> **Activity**: Find every line containing the word "title" in the records below; report only how many there are.

Web page and app entries:
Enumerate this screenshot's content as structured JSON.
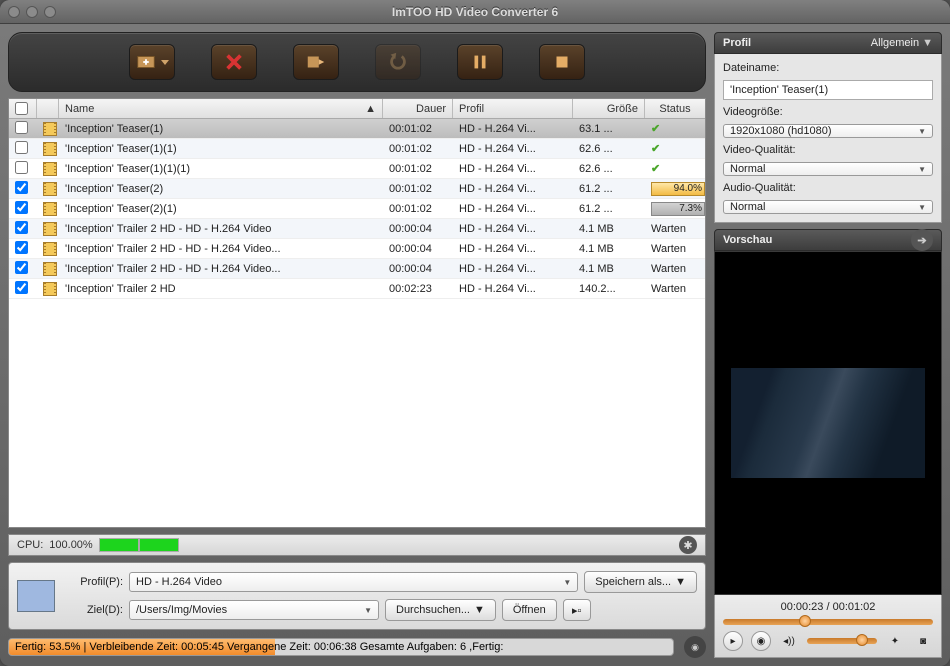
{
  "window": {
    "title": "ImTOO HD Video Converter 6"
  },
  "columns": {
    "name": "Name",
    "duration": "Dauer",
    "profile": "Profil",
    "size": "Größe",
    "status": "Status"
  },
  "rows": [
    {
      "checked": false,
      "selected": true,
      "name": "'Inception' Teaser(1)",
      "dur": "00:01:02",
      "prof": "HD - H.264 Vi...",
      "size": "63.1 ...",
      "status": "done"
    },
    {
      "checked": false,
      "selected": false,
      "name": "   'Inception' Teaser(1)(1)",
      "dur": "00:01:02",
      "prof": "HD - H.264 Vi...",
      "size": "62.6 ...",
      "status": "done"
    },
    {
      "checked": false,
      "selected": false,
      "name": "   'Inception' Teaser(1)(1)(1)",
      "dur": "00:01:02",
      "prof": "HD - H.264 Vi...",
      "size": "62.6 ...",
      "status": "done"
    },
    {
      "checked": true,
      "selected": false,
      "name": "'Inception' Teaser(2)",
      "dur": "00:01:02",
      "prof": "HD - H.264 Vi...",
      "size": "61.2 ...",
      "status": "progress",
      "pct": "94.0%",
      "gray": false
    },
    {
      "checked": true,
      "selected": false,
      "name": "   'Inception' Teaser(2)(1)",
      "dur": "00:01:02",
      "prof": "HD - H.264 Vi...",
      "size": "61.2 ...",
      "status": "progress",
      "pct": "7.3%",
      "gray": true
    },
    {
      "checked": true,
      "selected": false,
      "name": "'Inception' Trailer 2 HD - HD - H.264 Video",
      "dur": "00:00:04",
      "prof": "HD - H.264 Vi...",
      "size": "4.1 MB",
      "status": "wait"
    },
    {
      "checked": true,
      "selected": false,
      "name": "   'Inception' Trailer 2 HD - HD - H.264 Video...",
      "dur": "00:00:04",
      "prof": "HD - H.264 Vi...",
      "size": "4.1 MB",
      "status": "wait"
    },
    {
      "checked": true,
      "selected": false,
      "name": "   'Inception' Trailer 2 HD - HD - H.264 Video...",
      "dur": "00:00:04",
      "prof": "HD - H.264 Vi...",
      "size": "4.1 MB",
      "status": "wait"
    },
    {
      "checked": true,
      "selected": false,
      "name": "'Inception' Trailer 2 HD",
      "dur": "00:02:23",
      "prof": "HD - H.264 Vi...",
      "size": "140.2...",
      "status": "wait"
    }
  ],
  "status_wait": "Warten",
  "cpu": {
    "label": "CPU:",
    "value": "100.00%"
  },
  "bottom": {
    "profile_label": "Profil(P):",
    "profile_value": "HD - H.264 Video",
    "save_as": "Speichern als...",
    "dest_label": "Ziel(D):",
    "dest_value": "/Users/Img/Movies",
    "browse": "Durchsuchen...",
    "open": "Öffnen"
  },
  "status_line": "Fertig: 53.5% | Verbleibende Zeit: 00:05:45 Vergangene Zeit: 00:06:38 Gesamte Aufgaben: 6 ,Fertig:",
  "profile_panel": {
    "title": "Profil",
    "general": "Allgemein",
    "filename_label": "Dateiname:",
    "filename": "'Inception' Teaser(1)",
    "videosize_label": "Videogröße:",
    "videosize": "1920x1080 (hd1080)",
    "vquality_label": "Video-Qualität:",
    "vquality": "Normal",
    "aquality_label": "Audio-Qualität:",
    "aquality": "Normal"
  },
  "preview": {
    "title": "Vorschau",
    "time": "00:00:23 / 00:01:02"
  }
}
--
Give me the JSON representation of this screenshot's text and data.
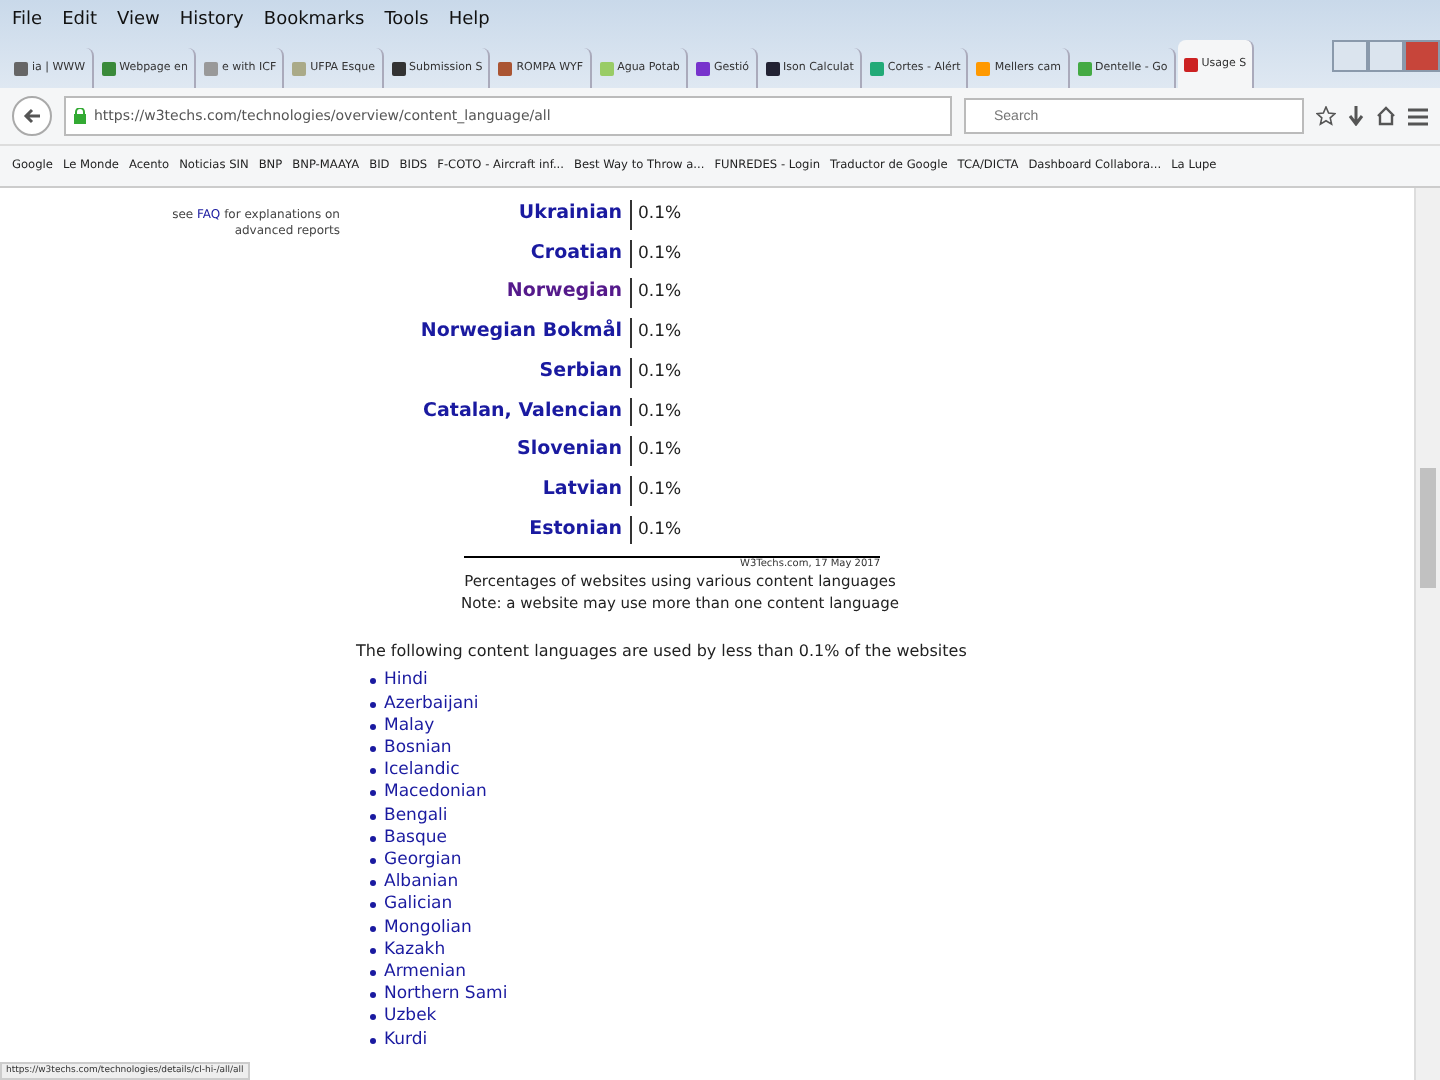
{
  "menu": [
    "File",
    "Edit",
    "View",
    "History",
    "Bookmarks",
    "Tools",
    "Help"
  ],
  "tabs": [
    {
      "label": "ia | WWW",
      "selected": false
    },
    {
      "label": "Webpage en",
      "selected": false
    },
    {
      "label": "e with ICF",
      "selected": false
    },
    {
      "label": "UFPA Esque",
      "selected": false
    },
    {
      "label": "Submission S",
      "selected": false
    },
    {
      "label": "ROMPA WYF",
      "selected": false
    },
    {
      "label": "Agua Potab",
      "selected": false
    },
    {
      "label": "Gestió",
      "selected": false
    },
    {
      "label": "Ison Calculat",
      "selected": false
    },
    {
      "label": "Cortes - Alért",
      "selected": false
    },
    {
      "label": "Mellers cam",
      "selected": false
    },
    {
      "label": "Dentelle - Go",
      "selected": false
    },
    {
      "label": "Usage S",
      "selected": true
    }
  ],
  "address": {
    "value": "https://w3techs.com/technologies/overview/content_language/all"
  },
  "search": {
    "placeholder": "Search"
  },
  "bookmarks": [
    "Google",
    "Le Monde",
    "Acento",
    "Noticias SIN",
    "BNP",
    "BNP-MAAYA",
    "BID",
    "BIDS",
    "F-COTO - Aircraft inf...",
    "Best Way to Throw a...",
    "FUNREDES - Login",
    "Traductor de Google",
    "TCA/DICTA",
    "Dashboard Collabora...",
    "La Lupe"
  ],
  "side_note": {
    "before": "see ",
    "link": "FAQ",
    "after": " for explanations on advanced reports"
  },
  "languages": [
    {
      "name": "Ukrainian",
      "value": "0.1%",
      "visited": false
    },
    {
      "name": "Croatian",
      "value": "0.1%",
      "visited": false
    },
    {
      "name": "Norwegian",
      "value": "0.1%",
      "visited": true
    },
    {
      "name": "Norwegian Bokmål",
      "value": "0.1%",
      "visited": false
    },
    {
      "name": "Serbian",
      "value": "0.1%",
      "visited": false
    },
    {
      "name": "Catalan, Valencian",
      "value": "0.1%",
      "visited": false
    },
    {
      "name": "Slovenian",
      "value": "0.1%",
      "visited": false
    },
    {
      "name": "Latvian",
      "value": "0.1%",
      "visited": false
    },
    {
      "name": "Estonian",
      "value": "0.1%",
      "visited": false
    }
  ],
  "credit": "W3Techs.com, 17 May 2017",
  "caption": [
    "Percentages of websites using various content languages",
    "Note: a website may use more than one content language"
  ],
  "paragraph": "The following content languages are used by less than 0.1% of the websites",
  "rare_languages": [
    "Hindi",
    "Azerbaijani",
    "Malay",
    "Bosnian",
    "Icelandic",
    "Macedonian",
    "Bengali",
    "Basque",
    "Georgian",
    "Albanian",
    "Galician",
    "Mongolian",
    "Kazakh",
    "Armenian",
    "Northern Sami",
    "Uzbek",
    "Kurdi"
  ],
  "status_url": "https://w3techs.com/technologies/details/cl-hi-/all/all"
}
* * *
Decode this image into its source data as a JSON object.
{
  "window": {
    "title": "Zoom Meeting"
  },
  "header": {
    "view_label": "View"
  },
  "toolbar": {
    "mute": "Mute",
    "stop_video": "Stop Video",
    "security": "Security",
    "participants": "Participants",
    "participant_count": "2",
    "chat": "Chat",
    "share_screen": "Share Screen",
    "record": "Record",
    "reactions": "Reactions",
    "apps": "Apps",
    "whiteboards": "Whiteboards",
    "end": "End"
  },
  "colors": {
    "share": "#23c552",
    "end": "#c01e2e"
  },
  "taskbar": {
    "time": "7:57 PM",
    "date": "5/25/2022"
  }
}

> **Answer to this problem**: 4